The second episode of our Back To The Future series looks at the revival of a locally based food system in western Massachusetts. We talk with Margaret Christie of CISA (Community In Support of Agriculture), visit with organic farmer Jim Pitts at the Amherst Farmers Market, and speak with social historian Christopher Clark about how the market economy evolved in the Connecticut Valley in the late 17th and early 18th centuries.
Each month, Back To The Future looks at what we can learn from the past before fossil fuels were dominant. We’re exploring practices we can adapt as we move toward a lower carbon future. Last month, we looked at how food is being produced – or could be produced – using older methods. This month, we look at bringing that food to market.
On November 9, two whistleblowers from the International Energy Agency dropped a bombshell.

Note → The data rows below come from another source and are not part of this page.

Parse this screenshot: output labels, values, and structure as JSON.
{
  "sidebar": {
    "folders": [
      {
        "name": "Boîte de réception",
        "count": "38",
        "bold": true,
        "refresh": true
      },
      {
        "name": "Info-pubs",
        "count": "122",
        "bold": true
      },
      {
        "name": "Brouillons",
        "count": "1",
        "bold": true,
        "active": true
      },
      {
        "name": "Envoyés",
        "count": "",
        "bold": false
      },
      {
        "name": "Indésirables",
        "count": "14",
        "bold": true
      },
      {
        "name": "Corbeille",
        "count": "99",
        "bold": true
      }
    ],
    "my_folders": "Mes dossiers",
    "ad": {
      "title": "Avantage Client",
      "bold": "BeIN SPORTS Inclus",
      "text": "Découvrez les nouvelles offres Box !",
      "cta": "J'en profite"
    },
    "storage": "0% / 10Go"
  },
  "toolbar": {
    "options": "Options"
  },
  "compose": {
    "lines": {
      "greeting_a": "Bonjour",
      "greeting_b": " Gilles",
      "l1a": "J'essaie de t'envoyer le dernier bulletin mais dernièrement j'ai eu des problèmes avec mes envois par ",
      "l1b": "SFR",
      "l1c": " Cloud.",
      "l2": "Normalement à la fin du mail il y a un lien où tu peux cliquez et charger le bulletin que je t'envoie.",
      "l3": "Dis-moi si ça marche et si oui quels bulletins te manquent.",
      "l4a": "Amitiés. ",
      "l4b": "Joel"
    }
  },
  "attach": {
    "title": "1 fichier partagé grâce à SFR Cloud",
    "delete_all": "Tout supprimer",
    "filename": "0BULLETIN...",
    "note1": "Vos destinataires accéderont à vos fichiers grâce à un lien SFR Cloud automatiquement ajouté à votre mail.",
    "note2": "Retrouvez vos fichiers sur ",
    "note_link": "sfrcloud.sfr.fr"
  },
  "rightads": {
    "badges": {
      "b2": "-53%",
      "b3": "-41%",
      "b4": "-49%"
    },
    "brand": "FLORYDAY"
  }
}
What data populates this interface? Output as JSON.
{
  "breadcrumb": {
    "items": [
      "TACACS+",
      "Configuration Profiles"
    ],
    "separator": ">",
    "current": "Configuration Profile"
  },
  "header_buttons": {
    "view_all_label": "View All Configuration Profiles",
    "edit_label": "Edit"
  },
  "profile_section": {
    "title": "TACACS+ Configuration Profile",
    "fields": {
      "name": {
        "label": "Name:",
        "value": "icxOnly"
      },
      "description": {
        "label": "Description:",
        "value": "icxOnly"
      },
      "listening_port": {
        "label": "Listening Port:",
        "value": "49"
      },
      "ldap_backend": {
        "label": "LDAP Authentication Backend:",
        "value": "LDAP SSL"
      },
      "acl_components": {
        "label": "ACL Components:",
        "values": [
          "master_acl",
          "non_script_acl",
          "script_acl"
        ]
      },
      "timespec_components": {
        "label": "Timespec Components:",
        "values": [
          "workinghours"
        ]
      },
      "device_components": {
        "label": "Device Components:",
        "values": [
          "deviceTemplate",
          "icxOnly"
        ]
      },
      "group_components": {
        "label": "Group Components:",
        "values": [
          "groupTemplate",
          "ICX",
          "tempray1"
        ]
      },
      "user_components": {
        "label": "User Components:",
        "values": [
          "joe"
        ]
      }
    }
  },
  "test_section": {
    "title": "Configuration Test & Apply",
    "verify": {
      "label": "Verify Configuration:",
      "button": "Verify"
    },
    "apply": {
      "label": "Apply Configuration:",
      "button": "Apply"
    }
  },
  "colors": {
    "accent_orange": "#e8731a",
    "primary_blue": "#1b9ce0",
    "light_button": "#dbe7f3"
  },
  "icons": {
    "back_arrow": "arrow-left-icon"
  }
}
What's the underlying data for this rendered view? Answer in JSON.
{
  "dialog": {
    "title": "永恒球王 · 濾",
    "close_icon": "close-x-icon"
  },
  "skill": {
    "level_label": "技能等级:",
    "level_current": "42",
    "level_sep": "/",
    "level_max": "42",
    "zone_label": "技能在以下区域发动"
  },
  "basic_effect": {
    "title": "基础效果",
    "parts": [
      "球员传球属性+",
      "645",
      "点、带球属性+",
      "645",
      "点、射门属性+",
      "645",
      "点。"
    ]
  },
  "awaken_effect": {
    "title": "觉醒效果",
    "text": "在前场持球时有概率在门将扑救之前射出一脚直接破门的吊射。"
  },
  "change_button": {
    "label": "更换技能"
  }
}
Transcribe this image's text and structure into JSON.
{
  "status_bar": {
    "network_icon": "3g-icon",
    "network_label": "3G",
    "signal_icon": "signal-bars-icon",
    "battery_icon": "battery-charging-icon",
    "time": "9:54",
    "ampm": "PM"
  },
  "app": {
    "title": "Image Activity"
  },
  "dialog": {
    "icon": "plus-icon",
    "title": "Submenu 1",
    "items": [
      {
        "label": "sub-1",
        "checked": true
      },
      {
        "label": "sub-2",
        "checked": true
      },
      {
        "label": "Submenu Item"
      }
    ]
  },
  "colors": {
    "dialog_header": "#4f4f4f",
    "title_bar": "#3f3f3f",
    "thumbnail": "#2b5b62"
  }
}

They said the world is much closer to running out of oil than official estimates admit. That means peak oil is here or coming very, very soon. It will affect everything, but our globalized food system will be among the hardest hit. Aside from using oil to make pesticides and fertilizers, it depends on oil for getting food to market. Building robust local food systems is necessary now, more than ever. That’s something Community in Support of Agriculture, or CISA has been doing since the early 1990’s.
The New Entry Sustainable Farming Project at Tufts University
We caught up with Jim Pitts of Delta Organic Farm at the Amherst Farmer’s Market on a recent sunny Saturday afternoon. At his stall, he was selling pancakes made entirely of local ingredients: locally made pancake mix, maple syrup, yoghurt from Sidehill Farm in Ashfield, Massachuestts and compote he makes himself. (He’s pretty proud of his pesto, too.) Pitts says, the Farmer’s Market not only allows him to sell his wares at a higher margin, cutting out the middleman, but also gives him the chance to find out what customers like and want.
Back when our nation was still new, most people lived on the land. There’s the iconic image of the American yeoman farmer — a rugged individualist, eking out a living on the soil with his hardworking wife and kids. But how much of an individualist was he?
Social historian Dr. Christopher Clark says those farmers were closely integrated into a rural community dependent on barter, social relationships, and local markets. Clark has written about the transition of the western Massachusetts economy from mostly subsistence to mostly market based in his book, THE ROOTS OF RURAL CAPITALISM. It looks at how rural New England changed in the eight decades between the American Revolution and the Civil War. Clark teaches history at the University of Connecticut.
Back to the Future is funded in part by Mass Humanities, which receives support from the Massachusetts Cultural Council and is an affiliate of the National Endowment for the Humanities.